Thinkertoys by Michael Michalko
Hands down the best book we’ve found to stimulate creative thinking. Brainstorms can be the most exciting part of our business, but they can also be a colossal waste of time. Michalko’s book offers 39 chapters full of techniques to make sure brainstorms are productive and fruitful. Some of the techniques are specific to what kinds of information you’re trying to deliver. Others are general enough to be used for anything. Like us, you’ll certainly find your favorites (check out “Lotus Blossom” on page 132), but what’s great, is there’s always a new way to come at the problem you’re trying to solve. This is a book EVERY agency person should have.
Conscious Capitalism by John Mackey & Raj Sisodia

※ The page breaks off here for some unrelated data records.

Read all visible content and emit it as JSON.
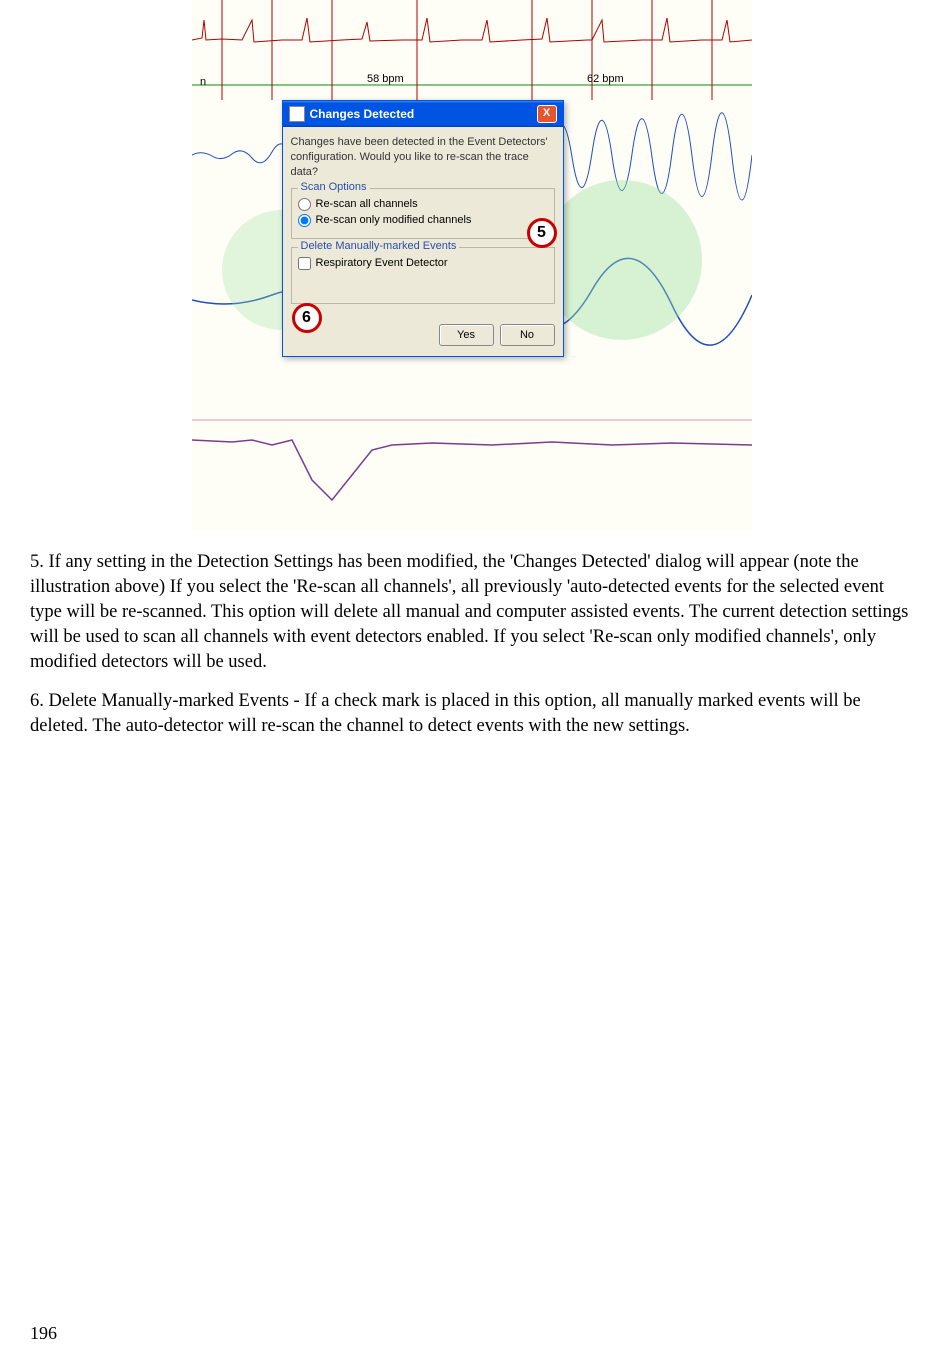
{
  "figure": {
    "n_label": "n",
    "bpm1": "58 bpm",
    "bpm2": "62 bpm"
  },
  "dialog": {
    "title": "Changes Detected",
    "close_glyph": "X",
    "message": "Changes have been detected in the Event Detectors' configuration. Would you like to re-scan the trace data?",
    "scan_group_title": "Scan Options",
    "radio_all": "Re-scan all channels",
    "radio_modified": "Re-scan only modified channels",
    "delete_group_title": "Delete Manually-marked Events",
    "check_resp": "Respiratory Event Detector",
    "yes_label": "Yes",
    "no_label": "No"
  },
  "callouts": {
    "five": "5",
    "six": "6"
  },
  "paragraphs": {
    "p5": "5.  If any setting in the Detection Settings has been modified, the 'Changes Detected' dialog will appear (note the illustration above) If you select the 'Re-scan all channels', all previously 'auto-detected events for the selected event type will be re-scanned.  This option will delete all manual and computer assisted events.  The current detection settings will be used to scan all channels with event detectors enabled.  If you select 'Re-scan only modified channels', only modified detectors will be used.",
    "p6": "6.  Delete Manually-marked Events - If a check mark is placed in this option, all manually marked events will be deleted.  The auto-detector will re-scan the channel to detect events with the new settings."
  },
  "page_number": "196"
}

There is a movement afoot in American business based on the premise that companies can do well by also doing good. It’s called Conscious Capitalism and if you haven’t heard about it, you will. Like the movement, this book comes from John Mackey, the co-founder and co-CEO of Whole Foods, and Raj Sisodia, a marketing professor. Together, they founded Conscious Capitalism Inc. and with this book, are getting traction with companies both large and small. In a business landscape where, for decades, the sole focus of commerce has been on the shareholder, the idea that all the stakeholders in the process—employees, vendors, communities, customers and shareholders—all do better when their relationships are mutually beneficial is clearly challenger type thinking. By thinking differently and committing to what can be, you can effectively challenge centuries of convention and actually change the world.